The Spring Labs network adds value to the blockchain by incentivizing institutions to contribute data that can help a wide range of consumers achieve creditworthiness. For example, telecom providers, utility companies, insurance companies, and subscription services keep records of consumer payments. That track record of paying bills on time can enhance a lender’s estimation of whether or not a borrower will repay a loan in a timely fashion.
Even without a credit score, people can still access utility services and subscriptions to services like Netflix. And consumers can leverage recurring expenses to gain access to other financial products — including home and auto loans and other lines of credit.
Spring Labs offers a more complete representation of an individual’s creditworthiness by allowing institutions to evaluate a wider variety of transactions. That can serve to increase access to financial services for unbanked and underbanked consumers around the world.
Spring Labs: Enhancing Network Value and Consumer Benefits through Strategic Partnerships
The success of Spring Labs will rely on revolutionizing credit evaluation through existing companies and institutions — after all, they’re the ones who hold the data and provide the money to borrowers. That’s why the platform is establishing partnerships to ensure enough data availability to make the network a valuable resource for lenders.
“We’re pushing hard to get as many people on the network as possible because each of these companies will need some proof that this network provides enough value to them,” Blehaut said. “That’s what we’re pushing so hard on the partnership front. The more people on the network, the more valuable the network.”
Current Spring Labs partners include General Motors Financial, SoFi, OnDeck Capital, Avant, Funding Circle, BlueVine, Fundation, Upgrade, and Fundbox, among others.
Blehaut also said that Spring Labs aspires to become a touchstone for consumer confidence and an effective, secure alternative to traditional credit reporting agencies.

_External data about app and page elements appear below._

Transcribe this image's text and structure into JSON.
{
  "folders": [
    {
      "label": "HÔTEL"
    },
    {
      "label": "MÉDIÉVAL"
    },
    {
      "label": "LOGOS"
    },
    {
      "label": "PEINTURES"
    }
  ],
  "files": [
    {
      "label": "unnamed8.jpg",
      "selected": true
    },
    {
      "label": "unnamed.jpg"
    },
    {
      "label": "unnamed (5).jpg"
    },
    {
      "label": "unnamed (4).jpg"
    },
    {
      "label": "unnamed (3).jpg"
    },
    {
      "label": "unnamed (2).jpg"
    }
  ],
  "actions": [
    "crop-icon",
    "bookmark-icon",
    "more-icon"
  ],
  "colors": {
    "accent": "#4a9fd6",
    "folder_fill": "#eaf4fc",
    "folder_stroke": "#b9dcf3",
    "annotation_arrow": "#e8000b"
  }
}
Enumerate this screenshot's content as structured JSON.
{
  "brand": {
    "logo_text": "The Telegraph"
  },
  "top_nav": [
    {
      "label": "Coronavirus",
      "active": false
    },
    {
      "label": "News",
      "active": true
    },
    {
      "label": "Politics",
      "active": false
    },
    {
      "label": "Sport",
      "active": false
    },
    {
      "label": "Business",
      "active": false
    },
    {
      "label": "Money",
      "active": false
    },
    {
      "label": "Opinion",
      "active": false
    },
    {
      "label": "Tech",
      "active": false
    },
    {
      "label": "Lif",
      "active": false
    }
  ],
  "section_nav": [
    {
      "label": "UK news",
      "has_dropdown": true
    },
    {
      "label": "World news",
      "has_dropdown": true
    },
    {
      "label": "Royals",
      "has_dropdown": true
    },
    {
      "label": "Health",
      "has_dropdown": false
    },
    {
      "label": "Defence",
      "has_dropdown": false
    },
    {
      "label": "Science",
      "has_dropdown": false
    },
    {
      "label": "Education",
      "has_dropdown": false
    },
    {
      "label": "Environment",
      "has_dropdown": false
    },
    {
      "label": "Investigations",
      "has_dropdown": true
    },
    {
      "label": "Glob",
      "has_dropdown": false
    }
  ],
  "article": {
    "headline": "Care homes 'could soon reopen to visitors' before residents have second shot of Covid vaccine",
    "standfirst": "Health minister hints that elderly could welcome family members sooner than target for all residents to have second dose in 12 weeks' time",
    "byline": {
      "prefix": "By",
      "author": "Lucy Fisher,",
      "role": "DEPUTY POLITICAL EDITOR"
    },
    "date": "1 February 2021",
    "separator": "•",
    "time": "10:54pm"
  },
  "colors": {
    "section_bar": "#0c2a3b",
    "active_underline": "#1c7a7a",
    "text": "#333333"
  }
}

An additional future benefit will be a self-assessment tool for consumers to view their own creditworthiness — according to data provided to, and by, network participants.
“In the long term, people can check their status on this platform,” Blehaut said. “They’d see, at a granular level, how they’re participating or how they’re viewed in the credit space and quickly detect when they have issues.”